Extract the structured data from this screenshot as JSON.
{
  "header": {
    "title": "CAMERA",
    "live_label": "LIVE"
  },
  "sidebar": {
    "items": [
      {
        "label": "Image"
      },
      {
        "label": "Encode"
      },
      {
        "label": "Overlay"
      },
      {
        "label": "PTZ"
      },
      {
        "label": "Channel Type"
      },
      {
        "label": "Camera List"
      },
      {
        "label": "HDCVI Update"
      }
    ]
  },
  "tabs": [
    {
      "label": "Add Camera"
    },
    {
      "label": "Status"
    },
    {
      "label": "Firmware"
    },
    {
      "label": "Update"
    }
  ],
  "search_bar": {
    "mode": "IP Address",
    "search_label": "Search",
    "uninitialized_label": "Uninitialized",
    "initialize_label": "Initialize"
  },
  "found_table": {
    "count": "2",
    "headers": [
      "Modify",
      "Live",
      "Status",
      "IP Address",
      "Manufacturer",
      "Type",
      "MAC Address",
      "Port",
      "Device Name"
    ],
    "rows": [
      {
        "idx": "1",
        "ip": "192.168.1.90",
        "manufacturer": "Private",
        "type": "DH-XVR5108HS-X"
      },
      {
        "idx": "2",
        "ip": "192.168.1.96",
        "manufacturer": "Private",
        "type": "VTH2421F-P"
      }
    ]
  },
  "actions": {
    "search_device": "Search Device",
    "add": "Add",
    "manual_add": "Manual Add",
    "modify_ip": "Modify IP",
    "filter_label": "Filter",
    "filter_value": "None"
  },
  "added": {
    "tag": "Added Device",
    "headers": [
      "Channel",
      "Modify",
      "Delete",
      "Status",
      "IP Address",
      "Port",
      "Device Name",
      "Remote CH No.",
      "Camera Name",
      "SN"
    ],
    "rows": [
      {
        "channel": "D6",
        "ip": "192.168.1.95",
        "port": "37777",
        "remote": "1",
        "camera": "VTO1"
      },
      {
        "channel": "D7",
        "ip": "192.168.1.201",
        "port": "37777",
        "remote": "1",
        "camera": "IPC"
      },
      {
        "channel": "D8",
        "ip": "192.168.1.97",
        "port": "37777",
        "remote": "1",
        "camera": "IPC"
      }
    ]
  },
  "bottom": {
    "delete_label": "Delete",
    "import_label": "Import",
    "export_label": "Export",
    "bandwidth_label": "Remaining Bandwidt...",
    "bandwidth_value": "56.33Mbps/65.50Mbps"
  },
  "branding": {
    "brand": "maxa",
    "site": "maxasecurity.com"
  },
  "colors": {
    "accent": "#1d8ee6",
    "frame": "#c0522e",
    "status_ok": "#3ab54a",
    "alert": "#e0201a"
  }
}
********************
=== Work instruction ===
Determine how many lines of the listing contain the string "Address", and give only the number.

=== Answer section ===
4